The Jordan Munn House has cultural heritage value as an early to mid-19th century house built in the Classic Revival style. Inspired by the architecture of ancient Greece and Rome, the most striking feature of this style is the ‘temple form’. The Munn House is a simple vernacular version of this style, containing a gabled front façade, medium pitched roof with deep returned eaves and a wide cornice, symmetrical window placement and an off-centre door, typical of the style. Built on a stone foundation, the house was clad in red brick in a Common Brick Bond. The house remains one of the few Classic Revival style homes in Oakville, designed and built by early pioneers using local materials. While not the traditional, definitive example of the style, these vernacular versions are considered to be significant as they help to tell the story of early European settlement in Oakville.
The house also has heritage value for its unique timber frame construction. While common for barns, this type of construction was very unique for a house in 19th century Upper Canada. Large vertical and horizontal squared timbers were connected with mortise and tenon joints and the spaces between the timbers were filled with layers of brick. The brick house was actually an addition to an older timber frame section clad in horizontal wood siding. This portion of the house was likely the original house on the property but had deteriorated significantly and was demolished in 2015.

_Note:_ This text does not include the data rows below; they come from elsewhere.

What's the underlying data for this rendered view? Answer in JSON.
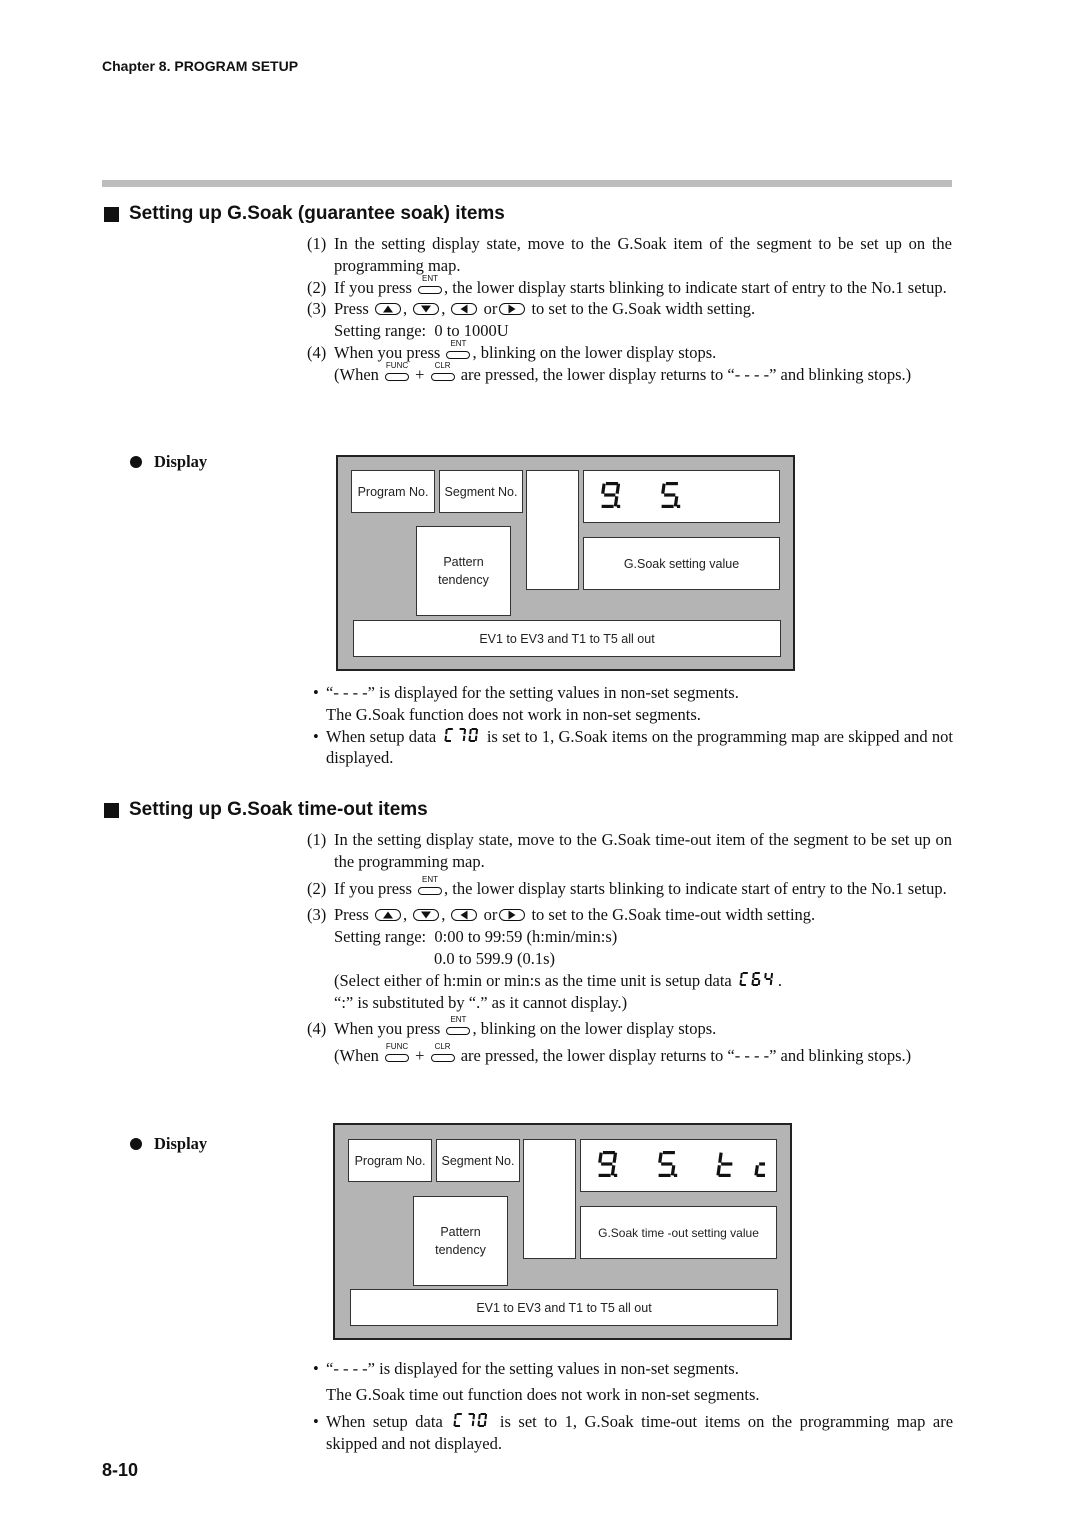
{
  "header": {
    "chapter": "Chapter 8. PROGRAM SETUP"
  },
  "sections": [
    {
      "title": "Setting up G.Soak (guarantee soak) items",
      "steps": [
        {
          "num": "(1)",
          "text": "In the setting display state, move to the G.Soak item of the segment to be set up on the programming map."
        },
        {
          "num": "(2)",
          "pre": "If you press",
          "key": "ENT",
          "post": ", the lower display starts blinking to indicate start of entry to the No.1 setup."
        },
        {
          "num": "(3)",
          "pre": "Press",
          "sep1": ",",
          "sep2": ",",
          "sep3": "or",
          "post": "to set to the G.Soak width setting.",
          "range_label": "Setting range:",
          "range_values": [
            "0 to 1000U"
          ]
        },
        {
          "num": "(4)",
          "pre": "When you press",
          "key": "ENT",
          "post": ", blinking on the lower display stops.",
          "note_pre": "(When",
          "key1": "FUNC",
          "plus": "+",
          "key2": "CLR",
          "note_post": "are pressed, the lower display returns to “- - - -” and blinking stops.)"
        }
      ],
      "display": {
        "label": "Display",
        "program_no": "Program No.",
        "segment_no": "Segment No.",
        "pattern_tendency": "Pattern tendency",
        "upper_display": "G.S.",
        "lower_display": "G.Soak setting value",
        "events": "EV1 to EV3 and T1 to T5 all out"
      },
      "notes": [
        {
          "line1": "“- - - -” is displayed for the setting values in non-set segments.",
          "line2": "The G.Soak function does not work in non-set segments."
        },
        {
          "pre": "When setup data",
          "code": "C70",
          "post": "is set to 1, G.Soak items on the programming map are skipped and not displayed."
        }
      ]
    },
    {
      "title": "Setting up G.Soak time-out items",
      "steps": [
        {
          "num": "(1)",
          "text": "In the setting display state, move to the G.Soak time-out item of the segment to be set up on the programming map."
        },
        {
          "num": "(2)",
          "pre": "If you press",
          "key": "ENT",
          "post": ", the lower display starts blinking to indicate start of entry to the No.1 setup."
        },
        {
          "num": "(3)",
          "pre": "Press",
          "sep1": ",",
          "sep2": ",",
          "sep3": "or",
          "post": "to set to the G.Soak time-out width setting.",
          "range_label": "Setting range:",
          "range_values": [
            "0:00 to 99:59 (h:min/min:s)",
            "0.0 to 599.9 (0.1s)"
          ],
          "extra_pre": "(Select either of h:min or min:s as the time unit is setup data",
          "extra_code": "C64",
          "extra_post": ".",
          "extra2": "“:” is substituted by “.” as it cannot display.)"
        },
        {
          "num": "(4)",
          "pre": "When you press",
          "key": "ENT",
          "post": ", blinking on the lower display stops.",
          "note_pre": "(When",
          "key1": "FUNC",
          "plus": "+",
          "key2": "CLR",
          "note_post": "are pressed, the lower display returns to “- - - -” and blinking stops.)"
        }
      ],
      "display": {
        "label": "Display",
        "program_no": "Program No.",
        "segment_no": "Segment No.",
        "pattern_tendency": "Pattern tendency",
        "upper_display": "G.S.to",
        "lower_display": "G.Soak time -out setting value",
        "events": "EV1 to EV3 and T1 to T5 all out"
      },
      "notes": [
        {
          "line1": "“- - - -” is displayed for the setting values in non-set segments.",
          "line2": "The G.Soak time out function does not work in non-set segments."
        },
        {
          "pre": "When setup data",
          "code": "C70",
          "post": "is set to 1, G.Soak time-out items on the programming map are skipped and not displayed."
        }
      ]
    }
  ],
  "footer": {
    "page_number": "8-10"
  },
  "icons": {
    "key_up": "up-arrow-key-icon",
    "key_down": "down-arrow-key-icon",
    "key_left": "left-arrow-key-icon",
    "key_right": "right-arrow-key-icon",
    "bullet_square": "black-square-icon",
    "bullet_circle": "black-circle-icon"
  }
}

The Jordan Munn House has cultural heritage value for its historical associations with the Munn family. The house was likely constructed by Jordan Munn, or possibly his father Daniel Munn. Daniel and his wife Millicent were the founders of Munn’s Corners, a former hamlet at Dundas Street and Sixth Line. They operated an inn on the northwest corner and helped develop a school, church and cemetery in the village. The inn and most of the houses associated with Munn’s Corners have disappeared, but the church, cemetery and Jordan Munn House still stand as reminders of this community and the significant contributions of the Munn family. The house also has historical value as an early example of a timber frame house in Oakville. The original frame house was likely constructed anywhere between 1816 and 1841 and the existing brick section was likely added between 1830 and 1860 when the Classic Revival style was prevalent in Ontario.
The property has contextual heritage value as a reminder of the historically agricultural landscape of this part of Oakville. While the house was relocated 200 metres from its original location to the southwest, the building’s association with the historic village of Munn’s Corners and the significant route of Dundas Street remains.
The property also has contextual associations with the ancestors of the Mississaugas of the Credit First Nation who used the land prior to European settlement of the area. The property is contextually significant as a reminder of not only the development of the area by early settlers like the Munn family, but also of the land’s association with Indigenous peoples for centuries prior to European settlement.
Key attributes of the property which embody the cultural heritage value of the Jordan Munn House include the following attributes, as they relate to the north, east and south exterior elevations of the 1.5 storey brick house:
The contemporary frame addition is not considered to be a heritage attribute.
Any objection to this designation must be filed no later than October 1, 2019. Objections should be directed to the Town Clerk, 1225 Trafalgar Road, Oakville, Ontario, L6H 0H3.
Any inquiries may be directed to Carolyn Van Sligtenhorst heritage planner at 905-845-6601, ext. 3875 (TTY 905-338-4200), or by email at firstname.lastname@example.org.
The last date to file a notice of objection is October 1, 2019.